For the Boston Globe. March 14, 2017.
That time the Boston Globe trusted me with reviewing the BSO season’s most anticipated opera. “Rosenkavalier:” Renée Fleming, Susan Graham, Franz Hawlata, Erin Morley. Andris Nelsons conducting.
“To sprawl, spread, and swell is the nature of mythology. No wonder, then, that Cerise Lim Jacobs’s 2005 birthday present idea for her husband — a song cycle based on an ancient Chinese myth about love between an immortal and a human — could not be contained in its natal skin for long. The final incarnation of that project, 11 years in the making, took over the Cutler Majestic Theatre all day on Saturday. “Ouroboros,” a cycle of three mystic operas (“Naga,” “Madame White Snake,” and “Gilgamesh”) by three profoundly distinct composers, is an enchanted exploration of the eternal mysteries humanity has always turned to mythology to explain: love, loss, hubris, mortality.”
For the Boston Globe. Nine hours of opera in one day, and three hours of writing.

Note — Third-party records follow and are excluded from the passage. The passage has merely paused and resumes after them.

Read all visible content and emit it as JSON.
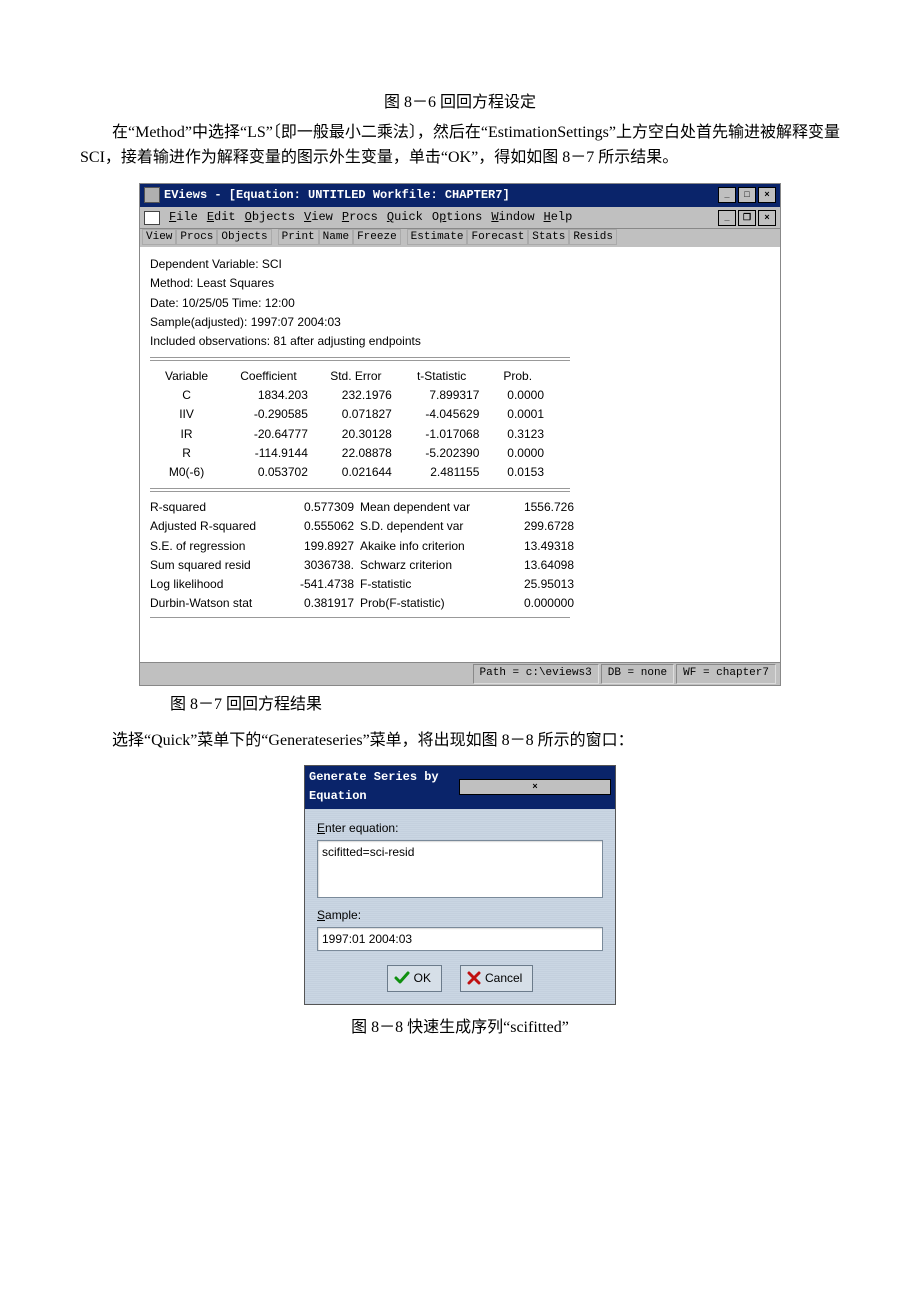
{
  "captions": {
    "top": "图 8－6 回回方程设定",
    "midLeft": "图 8－7 回回方程结果",
    "bottom": "图 8－8 快速生成序列“scifitted”"
  },
  "paragraphs": {
    "p1": "在“Method”中选择“LS”〔即一般最小二乘法〕，然后在“EstimationSettings”上方空白处首先输进被解释变量 SCI，接着输进作为解释变量的图示外生变量，单击“OK”，得如如图 8－7 所示结果。",
    "p2": "选择“Quick”菜单下的“Generateseries”菜单，将出现如图 8－8 所示的窗口："
  },
  "eviews": {
    "title": "EViews - [Equation: UNTITLED   Workfile: CHAPTER7]",
    "menus": {
      "file": "File",
      "edit": "Edit",
      "objects": "Objects",
      "view": "View",
      "procs": "Procs",
      "quick": "Quick",
      "options": "Options",
      "window": "Window",
      "help": "Help"
    },
    "toolbar": [
      "View",
      "Procs",
      "Objects",
      "Print",
      "Name",
      "Freeze",
      "Estimate",
      "Forecast",
      "Stats",
      "Resids"
    ],
    "header": {
      "l1": "Dependent Variable: SCI",
      "l2": "Method: Least Squares",
      "l3": "Date: 10/25/05   Time: 12:00",
      "l4": "Sample(adjusted): 1997:07 2004:03",
      "l5": "Included observations: 81 after adjusting endpoints"
    },
    "cols": {
      "c1": "Variable",
      "c2": "Coefficient",
      "c3": "Std. Error",
      "c4": "t-Statistic",
      "c5": "Prob."
    },
    "rows": [
      {
        "v": "C",
        "co": "1834.203",
        "se": "232.1976",
        "t": "7.899317",
        "p": "0.0000"
      },
      {
        "v": "IIV",
        "co": "-0.290585",
        "se": "0.071827",
        "t": "-4.045629",
        "p": "0.0001"
      },
      {
        "v": "IR",
        "co": "-20.64777",
        "se": "20.30128",
        "t": "-1.017068",
        "p": "0.3123"
      },
      {
        "v": "R",
        "co": "-114.9144",
        "se": "22.08878",
        "t": "-5.202390",
        "p": "0.0000"
      },
      {
        "v": "M0(-6)",
        "co": "0.053702",
        "se": "0.021644",
        "t": "2.481155",
        "p": "0.0153"
      }
    ],
    "stats": [
      {
        "a": "R-squared",
        "av": "0.577309",
        "b": "Mean dependent var",
        "bv": "1556.726"
      },
      {
        "a": "Adjusted R-squared",
        "av": "0.555062",
        "b": "S.D. dependent var",
        "bv": "299.6728"
      },
      {
        "a": "S.E. of regression",
        "av": "199.8927",
        "b": "Akaike info criterion",
        "bv": "13.49318"
      },
      {
        "a": "Sum squared resid",
        "av": "3036738.",
        "b": "Schwarz criterion",
        "bv": "13.64098"
      },
      {
        "a": "Log likelihood",
        "av": "-541.4738",
        "b": "F-statistic",
        "bv": "25.95013"
      },
      {
        "a": "Durbin-Watson stat",
        "av": "0.381917",
        "b": "Prob(F-statistic)",
        "bv": "0.000000"
      }
    ],
    "status": {
      "path": "Path = c:\\eviews3",
      "db": "DB = none",
      "wf": "WF = chapter7"
    }
  },
  "dialog": {
    "title": "Generate Series by Equation",
    "eqLabel": "Enter equation:",
    "eqValue": "scifitted=sci-resid",
    "sampleLabel": "Sample:",
    "sampleValue": "1997:01 2004:03",
    "ok": "OK",
    "cancel": "Cancel"
  }
}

It takes a special sort to be able to love New York City in January. The city’s teeth are at its sharpest, suddenly stripped of December’s gingerbread and tinsel. The wind through the skyscraper canyons pierces through even the thickest of coats and hats. Perhaps not too coincidentally, there historically haven’t been many reasons to venture into the long nights of slush and salt.
This year, however, sees the Prototype Festival present seven dark, surreal opera and music-theater productions in various stages of development — two world premieres, one North American premiere, two works in progress, a cabaret night, and a staged concept album featuring rock icon Courtney Love. It may just be the reason music lovers need to pull on their warmest scarves and go outside.
read the rest over here!